https://p.dw.com/p/3ppaG

The European Commission on Wednesday launched a public consultation to look into the legal employment status and conditions of gig economy workers.

It is the bloc's first step aimed at improving the rights of such workers, who work through digital labor platforms, such as ride-hailing or food-delivery apps.

Uber, Just Eat and Deliveroo are among some of the digital platforms used by gig economy workers in Europe.

Such platforms have been particularly in-demand during the coronavirus pandemic, as consumers turned online during lockdowns across the EU.

Digitally Monitored Employees Fight Back

The gig economy debate

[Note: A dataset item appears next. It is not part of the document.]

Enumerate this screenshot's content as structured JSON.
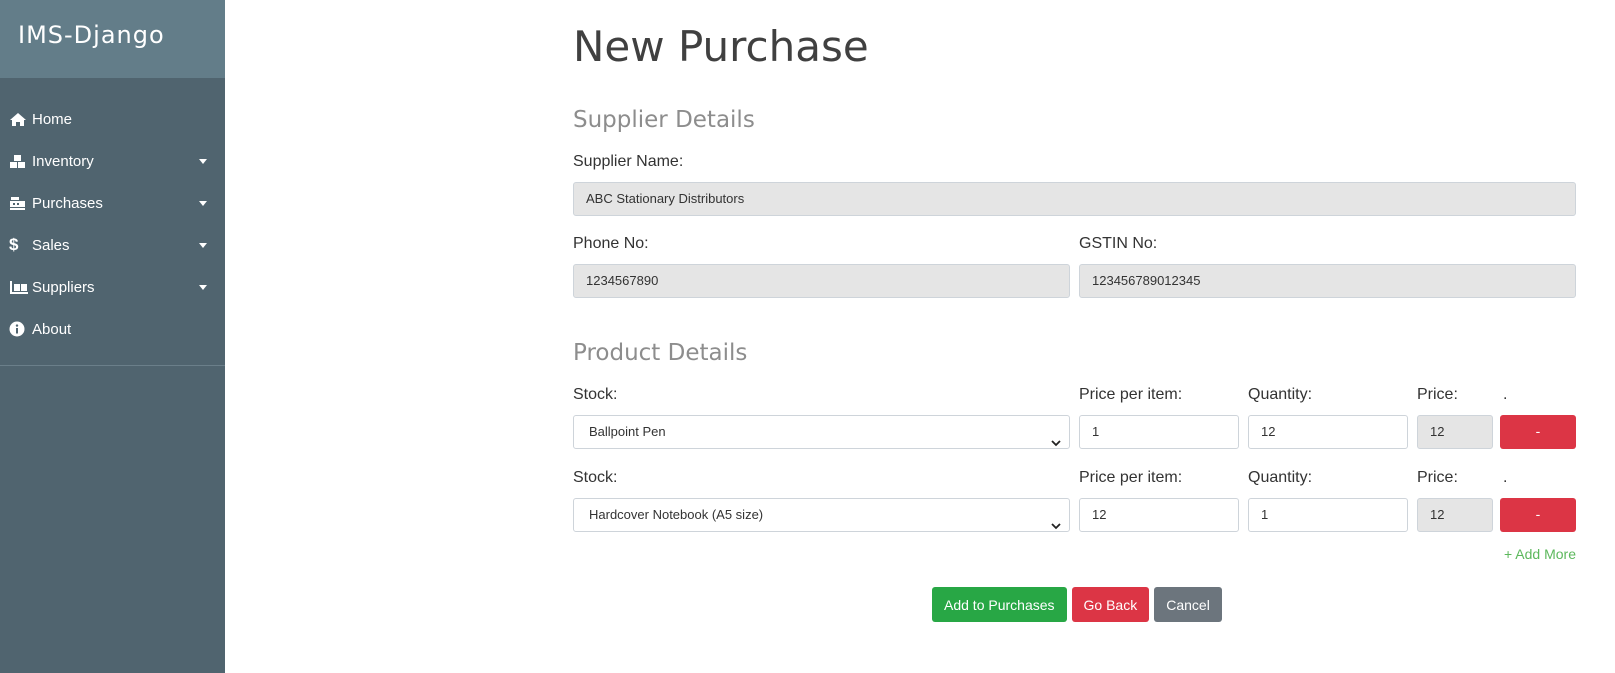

The gig economy allows for flexible working conditions, as well as "job opportunities and additional revenue, including for people who might find it more difficult to enter the traditional labor market," the commission said on Wednesday.

But companies working in the sector are frequently accused of taking advantage of the self-employed status of workers to avoid covering social security payments and other benefits.

Courts in the UK and Spain have already overruled "self-employed" claims from some companies in the sector.

On Wednesday, Italy followed suit.

Prosecutors told Uber Eats, Glovo, Just Eat and Deliveroo in Italy their couriers were employees and not independent workers.

The companies were fined €733 million ($892 million) for breach of labor safety rules. The more than 60,000 couriers must be offered non-permanent contracts with fixed pay, the Milan prosecutors' office said in a statement.

What will the EU consultation do?

The first phase of the EU initiative will see six-week consultations with trade unions and employer organizations about their views on improving working conditions.

If labor and business representatives choose not to enter negotiations on the issue, there will be a second round of consultations on possible measures the EU could take.

If the two side still do not come to the table after that, then the commission said it will "put forward an initiative by the end of the year."

Uber said it plans to work with policymakers and social groups on the proposal.

kmm/rs (AFP, Reuters)

Skip next section Related topics

Related topics

Skip next section DW's Top Story

DW's Top Story

Economy Minister Robert Habeck (Greens), Chancellor Olaf Scholz (SPD), Finance Minister Christian Lindner (FDP)  during a press conference

German government marks anniversary: A year in crisis mode

Skip next section More stories from DW
Go to homepage